David Gauld (Scottish, 1865—1936) studied at the Glasgow School of Art from 1882 to 1885 and exhibited works at the Paisley Art Institute; later he was employed as an illustrator for the Glasgow Weekly Citizen. He also designed stained glass panels—work that inspired some of his most notable paintings. In the two remarkable oils reproduced here, Music and Saint Agnes, Gauld’s use of flattened perspective and rich, clear colors beautifully recreates the effect of stained glass, while the thickness of the paint and unusual brushwork suggest the texture of a tapestry.
Gauld was one of the Glasgow Boys, a group of about twenty young artists who were born or worked mainly in Scotland and revolutionized Scottish art in the late nineteenth century. Although they worked in a variety of styles, they shared an aesthetic that opposed contemporary conventions of subject, style, and finish; their enthusiasm
was for the real, the natural, and the uncontrived.
Published with Glasgow Museums.

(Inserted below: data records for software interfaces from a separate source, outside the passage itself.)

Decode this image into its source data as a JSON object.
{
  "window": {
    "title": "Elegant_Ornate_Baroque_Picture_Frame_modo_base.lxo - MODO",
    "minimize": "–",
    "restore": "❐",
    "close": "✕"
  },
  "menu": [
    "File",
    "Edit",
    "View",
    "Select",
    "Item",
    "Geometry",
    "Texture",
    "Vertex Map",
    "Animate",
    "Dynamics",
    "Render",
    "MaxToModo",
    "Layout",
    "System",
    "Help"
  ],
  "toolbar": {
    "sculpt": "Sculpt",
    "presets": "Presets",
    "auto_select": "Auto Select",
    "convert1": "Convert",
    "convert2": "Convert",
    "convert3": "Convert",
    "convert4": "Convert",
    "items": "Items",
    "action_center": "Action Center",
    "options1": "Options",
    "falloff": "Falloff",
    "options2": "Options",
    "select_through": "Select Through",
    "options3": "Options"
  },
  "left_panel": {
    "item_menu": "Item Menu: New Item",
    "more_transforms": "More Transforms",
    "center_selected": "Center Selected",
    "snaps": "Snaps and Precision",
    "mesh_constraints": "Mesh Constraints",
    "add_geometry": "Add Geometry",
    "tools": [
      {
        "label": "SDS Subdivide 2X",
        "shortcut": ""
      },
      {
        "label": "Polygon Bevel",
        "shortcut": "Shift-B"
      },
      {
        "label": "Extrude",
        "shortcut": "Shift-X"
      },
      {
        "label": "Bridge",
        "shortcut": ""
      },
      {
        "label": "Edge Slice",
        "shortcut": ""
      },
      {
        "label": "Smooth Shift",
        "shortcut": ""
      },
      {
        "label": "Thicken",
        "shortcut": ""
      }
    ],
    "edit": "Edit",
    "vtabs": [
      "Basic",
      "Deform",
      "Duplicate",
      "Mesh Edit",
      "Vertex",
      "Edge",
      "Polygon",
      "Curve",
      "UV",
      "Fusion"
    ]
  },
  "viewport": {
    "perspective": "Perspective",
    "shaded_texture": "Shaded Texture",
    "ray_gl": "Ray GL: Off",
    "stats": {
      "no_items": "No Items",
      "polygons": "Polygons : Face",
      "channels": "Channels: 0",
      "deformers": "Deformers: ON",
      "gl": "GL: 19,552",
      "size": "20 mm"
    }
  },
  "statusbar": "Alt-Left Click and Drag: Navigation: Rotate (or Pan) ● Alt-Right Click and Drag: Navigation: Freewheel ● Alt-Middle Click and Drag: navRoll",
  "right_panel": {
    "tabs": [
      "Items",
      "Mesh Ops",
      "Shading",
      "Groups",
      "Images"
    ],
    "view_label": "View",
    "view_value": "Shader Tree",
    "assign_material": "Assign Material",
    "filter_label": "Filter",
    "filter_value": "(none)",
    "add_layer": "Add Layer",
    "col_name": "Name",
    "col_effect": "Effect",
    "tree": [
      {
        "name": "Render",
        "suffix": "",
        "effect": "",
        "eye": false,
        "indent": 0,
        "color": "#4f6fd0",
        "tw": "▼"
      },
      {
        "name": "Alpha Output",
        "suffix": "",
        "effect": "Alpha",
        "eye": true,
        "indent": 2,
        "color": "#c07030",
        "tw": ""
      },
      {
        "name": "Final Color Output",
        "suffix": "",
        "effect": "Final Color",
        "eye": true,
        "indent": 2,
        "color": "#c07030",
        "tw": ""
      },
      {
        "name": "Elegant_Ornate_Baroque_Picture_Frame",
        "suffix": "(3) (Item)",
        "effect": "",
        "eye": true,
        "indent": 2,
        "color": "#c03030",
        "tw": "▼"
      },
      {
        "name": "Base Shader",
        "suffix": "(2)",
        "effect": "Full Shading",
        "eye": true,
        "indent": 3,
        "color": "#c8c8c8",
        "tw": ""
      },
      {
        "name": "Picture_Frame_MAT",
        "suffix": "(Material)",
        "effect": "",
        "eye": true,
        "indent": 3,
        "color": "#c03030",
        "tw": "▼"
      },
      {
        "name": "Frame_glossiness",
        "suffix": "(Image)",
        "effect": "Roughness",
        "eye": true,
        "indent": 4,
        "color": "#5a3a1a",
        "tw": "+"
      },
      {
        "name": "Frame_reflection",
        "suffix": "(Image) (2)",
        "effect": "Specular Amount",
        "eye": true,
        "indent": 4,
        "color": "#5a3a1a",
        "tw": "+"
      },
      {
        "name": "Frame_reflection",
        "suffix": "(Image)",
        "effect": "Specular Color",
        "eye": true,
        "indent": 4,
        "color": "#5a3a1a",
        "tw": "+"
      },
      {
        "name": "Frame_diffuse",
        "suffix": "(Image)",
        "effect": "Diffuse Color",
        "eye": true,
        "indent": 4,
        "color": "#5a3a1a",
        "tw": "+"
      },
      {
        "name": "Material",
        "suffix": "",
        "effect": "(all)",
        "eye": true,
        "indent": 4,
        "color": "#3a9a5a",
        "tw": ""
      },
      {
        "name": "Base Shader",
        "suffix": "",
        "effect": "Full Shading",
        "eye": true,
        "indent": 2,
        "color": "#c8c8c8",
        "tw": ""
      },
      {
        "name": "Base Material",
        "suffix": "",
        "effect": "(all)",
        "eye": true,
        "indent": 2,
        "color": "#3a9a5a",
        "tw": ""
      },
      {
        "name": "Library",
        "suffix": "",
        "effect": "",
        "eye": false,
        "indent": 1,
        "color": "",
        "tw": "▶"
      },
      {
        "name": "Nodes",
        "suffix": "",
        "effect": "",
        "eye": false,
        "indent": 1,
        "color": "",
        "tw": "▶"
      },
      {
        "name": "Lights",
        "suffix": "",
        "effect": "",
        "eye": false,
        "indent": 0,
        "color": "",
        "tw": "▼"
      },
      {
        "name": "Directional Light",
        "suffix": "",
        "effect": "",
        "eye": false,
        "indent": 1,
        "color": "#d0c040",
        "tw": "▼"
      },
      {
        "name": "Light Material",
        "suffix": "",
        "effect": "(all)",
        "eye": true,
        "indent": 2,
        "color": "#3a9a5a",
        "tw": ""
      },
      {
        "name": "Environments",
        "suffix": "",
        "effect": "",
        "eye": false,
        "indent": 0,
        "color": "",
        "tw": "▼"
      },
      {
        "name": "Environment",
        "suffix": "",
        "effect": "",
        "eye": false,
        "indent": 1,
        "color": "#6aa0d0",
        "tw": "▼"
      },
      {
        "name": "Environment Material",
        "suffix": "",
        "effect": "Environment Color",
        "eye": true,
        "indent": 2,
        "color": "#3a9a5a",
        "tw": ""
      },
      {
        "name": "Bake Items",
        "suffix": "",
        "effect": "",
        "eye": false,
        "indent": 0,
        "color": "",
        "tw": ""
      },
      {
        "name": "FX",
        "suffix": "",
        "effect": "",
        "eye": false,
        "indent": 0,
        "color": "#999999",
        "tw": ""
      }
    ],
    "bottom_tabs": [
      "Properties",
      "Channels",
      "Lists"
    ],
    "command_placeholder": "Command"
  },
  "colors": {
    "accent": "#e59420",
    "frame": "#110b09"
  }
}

Contains five each of the following two notecards: Saint Agnes, 1889–1890, and Music, 1889.